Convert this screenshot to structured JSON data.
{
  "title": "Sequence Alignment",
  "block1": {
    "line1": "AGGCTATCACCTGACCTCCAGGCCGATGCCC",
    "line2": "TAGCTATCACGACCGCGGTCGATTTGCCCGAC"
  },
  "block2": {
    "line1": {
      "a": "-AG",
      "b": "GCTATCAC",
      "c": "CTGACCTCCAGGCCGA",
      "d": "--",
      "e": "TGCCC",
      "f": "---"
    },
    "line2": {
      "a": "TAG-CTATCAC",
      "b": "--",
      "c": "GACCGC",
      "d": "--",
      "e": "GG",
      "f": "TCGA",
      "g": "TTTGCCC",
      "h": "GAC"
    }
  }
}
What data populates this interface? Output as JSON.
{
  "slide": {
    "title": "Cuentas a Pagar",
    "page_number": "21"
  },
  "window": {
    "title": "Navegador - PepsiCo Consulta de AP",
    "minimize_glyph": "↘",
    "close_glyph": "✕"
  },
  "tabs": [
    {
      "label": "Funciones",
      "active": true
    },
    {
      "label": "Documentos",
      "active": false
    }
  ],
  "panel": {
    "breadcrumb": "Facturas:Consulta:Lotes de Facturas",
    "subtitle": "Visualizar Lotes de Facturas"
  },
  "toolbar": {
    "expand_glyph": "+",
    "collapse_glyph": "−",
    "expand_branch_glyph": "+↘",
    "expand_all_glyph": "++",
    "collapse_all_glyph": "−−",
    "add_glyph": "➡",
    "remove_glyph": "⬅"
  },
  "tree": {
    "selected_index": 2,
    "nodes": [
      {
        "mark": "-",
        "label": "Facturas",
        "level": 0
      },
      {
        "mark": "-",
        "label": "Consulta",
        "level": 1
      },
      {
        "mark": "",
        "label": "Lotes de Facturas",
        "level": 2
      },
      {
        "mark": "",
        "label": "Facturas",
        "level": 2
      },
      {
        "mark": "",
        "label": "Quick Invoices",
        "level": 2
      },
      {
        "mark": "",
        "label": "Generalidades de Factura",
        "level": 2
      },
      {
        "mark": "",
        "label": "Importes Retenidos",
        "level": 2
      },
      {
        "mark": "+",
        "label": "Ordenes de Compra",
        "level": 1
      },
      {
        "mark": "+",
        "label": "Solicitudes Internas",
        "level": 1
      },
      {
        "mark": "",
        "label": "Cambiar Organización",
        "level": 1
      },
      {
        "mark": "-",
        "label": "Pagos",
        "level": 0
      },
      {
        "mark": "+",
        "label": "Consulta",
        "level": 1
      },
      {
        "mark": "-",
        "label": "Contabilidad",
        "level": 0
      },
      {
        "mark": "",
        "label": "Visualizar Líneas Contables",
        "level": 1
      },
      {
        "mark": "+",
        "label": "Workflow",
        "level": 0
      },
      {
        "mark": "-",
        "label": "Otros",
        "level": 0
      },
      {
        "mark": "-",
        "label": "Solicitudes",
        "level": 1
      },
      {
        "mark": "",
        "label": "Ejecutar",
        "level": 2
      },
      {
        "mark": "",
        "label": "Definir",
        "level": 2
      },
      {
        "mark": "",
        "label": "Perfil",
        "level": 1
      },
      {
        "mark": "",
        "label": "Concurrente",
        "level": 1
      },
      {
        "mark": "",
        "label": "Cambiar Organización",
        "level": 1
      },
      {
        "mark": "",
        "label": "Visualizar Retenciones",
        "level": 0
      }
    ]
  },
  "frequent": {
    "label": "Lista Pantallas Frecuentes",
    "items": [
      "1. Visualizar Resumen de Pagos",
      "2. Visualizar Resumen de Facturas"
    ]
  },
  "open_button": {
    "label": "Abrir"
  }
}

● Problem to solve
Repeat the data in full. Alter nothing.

● Result below
Convert this screenshot to structured JSON data.
{
  "title": "Sequence Alignment",
  "block1": {
    "line1": "AGGCTATCACCTGACCTCCAGGCCGATGCCC",
    "line2": "TAGCTATCACGACCGCGGTCGATTTGCCCGAC"
  },
  "block2": {
    "line1": {
      "a": "-AG",
      "b": "GCTATCAC",
      "c": "CTGACCTCCAGGCCGA",
      "d": "--",
      "e": "TGCCC",
      "f": "---"
    },
    "line2": {
      "a": "TAG-CTATCAC",
      "b": "--",
      "c": "GACCGC",
      "d": "--",
      "e": "GG",
      "f": "TCGA",
      "g": "TTTGCCC",
      "h": "GAC"
    }
  }
}
What data populates this interface? Output as JSON.
{
  "slide": {
    "title": "Cuentas a Pagar",
    "page_number": "21"
  },
  "window": {
    "title": "Navegador - PepsiCo Consulta de AP",
    "minimize_glyph": "↘",
    "close_glyph": "✕"
  },
  "tabs": [
    {
      "label": "Funciones",
      "active": true
    },
    {
      "label": "Documentos",
      "active": false
    }
  ],
  "panel": {
    "breadcrumb": "Facturas:Consulta:Lotes de Facturas",
    "subtitle": "Visualizar Lotes de Facturas"
  },
  "toolbar": {
    "expand_glyph": "+",
    "collapse_glyph": "−",
    "expand_branch_glyph": "+↘",
    "expand_all_glyph": "++",
    "collapse_all_glyph": "−−",
    "add_glyph": "➡",
    "remove_glyph": "⬅"
  },
  "tree": {
    "selected_index": 2,
    "nodes": [
      {
        "mark": "-",
        "label": "Facturas",
        "level": 0
      },
      {
        "mark": "-",
        "label": "Consulta",
        "level": 1
      },
      {
        "mark": "",
        "label": "Lotes de Facturas",
        "level": 2
      },
      {
        "mark": "",
        "label": "Facturas",
        "level": 2
      },
      {
        "mark": "",
        "label": "Quick Invoices",
        "level": 2
      },
      {
        "mark": "",
        "label": "Generalidades de Factura",
        "level": 2
      },
      {
        "mark": "",
        "label": "Importes Retenidos",
        "level": 2
      },
      {
        "mark": "+",
        "label": "Ordenes de Compra",
        "level": 1
      },
      {
        "mark": "+",
        "label": "Solicitudes Internas",
        "level": 1
      },
      {
        "mark": "",
        "label": "Cambiar Organización",
        "level": 1
      },
      {
        "mark": "-",
        "label": "Pagos",
        "level": 0
      },
      {
        "mark": "+",
        "label": "Consulta",
        "level": 1
      },
      {
        "mark": "-",
        "label": "Contabilidad",
        "level": 0
      },
      {
        "mark": "",
        "label": "Visualizar Líneas Contables",
        "level": 1
      },
      {
        "mark": "+",
        "label": "Workflow",
        "level": 0
      },
      {
        "mark": "-",
        "label": "Otros",
        "level": 0
      },
      {
        "mark": "-",
        "label": "Solicitudes",
        "level": 1
      },
      {
        "mark": "",
        "label": "Ejecutar",
        "level": 2
      },
      {
        "mark": "",
        "label": "Definir",
        "level": 2
      },
      {
        "mark": "",
        "label": "Perfil",
        "level": 1
      },
      {
        "mark": "",
        "label": "Concurrente",
        "level": 1
      },
      {
        "mark": "",
        "label": "Cambiar Organización",
        "level": 1
      },
      {
        "mark": "",
        "label": "Visualizar Retenciones",
        "level": 0
      }
    ]
  },
  "frequent": {
    "label": "Lista Pantallas Frecuentes",
    "items": [
      "1. Visualizar Resumen de Pagos",
      "2. Visualizar Resumen de Facturas"
    ]
  },
  "open_button": {
    "label": "Abrir"
  }
}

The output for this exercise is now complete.